- REQUIRED WORK
Could you print every entry below exactly as given?

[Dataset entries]
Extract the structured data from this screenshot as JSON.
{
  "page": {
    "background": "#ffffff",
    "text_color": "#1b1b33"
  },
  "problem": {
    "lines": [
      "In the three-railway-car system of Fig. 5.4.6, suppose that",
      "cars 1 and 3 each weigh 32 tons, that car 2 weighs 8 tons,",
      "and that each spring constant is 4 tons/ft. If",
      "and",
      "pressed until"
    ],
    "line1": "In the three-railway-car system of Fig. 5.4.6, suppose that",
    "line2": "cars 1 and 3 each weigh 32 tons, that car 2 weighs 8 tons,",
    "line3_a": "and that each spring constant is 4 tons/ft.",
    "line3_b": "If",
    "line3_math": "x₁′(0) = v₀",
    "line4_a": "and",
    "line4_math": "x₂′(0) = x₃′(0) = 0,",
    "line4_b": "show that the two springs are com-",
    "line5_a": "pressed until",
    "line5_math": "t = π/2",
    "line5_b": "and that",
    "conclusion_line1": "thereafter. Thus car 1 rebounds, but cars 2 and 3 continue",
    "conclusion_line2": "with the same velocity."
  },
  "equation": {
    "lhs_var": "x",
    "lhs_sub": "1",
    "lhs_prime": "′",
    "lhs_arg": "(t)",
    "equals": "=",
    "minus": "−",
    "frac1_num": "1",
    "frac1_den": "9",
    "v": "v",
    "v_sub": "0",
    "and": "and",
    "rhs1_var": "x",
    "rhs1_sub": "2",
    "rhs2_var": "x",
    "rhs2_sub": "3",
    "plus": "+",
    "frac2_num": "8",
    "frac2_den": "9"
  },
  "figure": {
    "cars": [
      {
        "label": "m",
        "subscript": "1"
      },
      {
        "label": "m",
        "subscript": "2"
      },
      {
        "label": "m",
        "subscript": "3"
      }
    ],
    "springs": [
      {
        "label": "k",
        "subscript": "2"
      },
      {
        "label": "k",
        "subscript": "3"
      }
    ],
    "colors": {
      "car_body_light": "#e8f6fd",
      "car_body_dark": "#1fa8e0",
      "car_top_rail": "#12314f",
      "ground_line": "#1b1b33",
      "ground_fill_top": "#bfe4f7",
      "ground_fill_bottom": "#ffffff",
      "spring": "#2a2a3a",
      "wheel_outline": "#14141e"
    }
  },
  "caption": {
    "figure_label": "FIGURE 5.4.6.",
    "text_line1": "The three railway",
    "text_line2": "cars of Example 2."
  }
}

- RESULT FOR THIS TASK
Extract the structured data from this screenshot as JSON.
{
  "page": {
    "background": "#ffffff",
    "text_color": "#1b1b33"
  },
  "problem": {
    "lines": [
      "In the three-railway-car system of Fig. 5.4.6, suppose that",
      "cars 1 and 3 each weigh 32 tons, that car 2 weighs 8 tons,",
      "and that each spring constant is 4 tons/ft. If",
      "and",
      "pressed until"
    ],
    "line1": "In the three-railway-car system of Fig. 5.4.6, suppose that",
    "line2": "cars 1 and 3 each weigh 32 tons, that car 2 weighs 8 tons,",
    "line3_a": "and that each spring constant is 4 tons/ft.",
    "line3_b": "If",
    "line3_math": "x₁′(0) = v₀",
    "line4_a": "and",
    "line4_math": "x₂′(0) = x₃′(0) = 0,",
    "line4_b": "show that the two springs are com-",
    "line5_a": "pressed until",
    "line5_math": "t = π/2",
    "line5_b": "and that",
    "conclusion_line1": "thereafter. Thus car 1 rebounds, but cars 2 and 3 continue",
    "conclusion_line2": "with the same velocity."
  },
  "equation": {
    "lhs_var": "x",
    "lhs_sub": "1",
    "lhs_prime": "′",
    "lhs_arg": "(t)",
    "equals": "=",
    "minus": "−",
    "frac1_num": "1",
    "frac1_den": "9",
    "v": "v",
    "v_sub": "0",
    "and": "and",
    "rhs1_var": "x",
    "rhs1_sub": "2",
    "rhs2_var": "x",
    "rhs2_sub": "3",
    "plus": "+",
    "frac2_num": "8",
    "frac2_den": "9"
  },
  "figure": {
    "cars": [
      {
        "label": "m",
        "subscript": "1"
      },
      {
        "label": "m",
        "subscript": "2"
      },
      {
        "label": "m",
        "subscript": "3"
      }
    ],
    "springs": [
      {
        "label": "k",
        "subscript": "2"
      },
      {
        "label": "k",
        "subscript": "3"
      }
    ],
    "colors": {
      "car_body_light": "#e8f6fd",
      "car_body_dark": "#1fa8e0",
      "car_top_rail": "#12314f",
      "ground_line": "#1b1b33",
      "ground_fill_top": "#bfe4f7",
      "ground_fill_bottom": "#ffffff",
      "spring": "#2a2a3a",
      "wheel_outline": "#14141e"
    }
  },
  "caption": {
    "figure_label": "FIGURE 5.4.6.",
    "text_line1": "The three railway",
    "text_line2": "cars of Example 2."
  }
}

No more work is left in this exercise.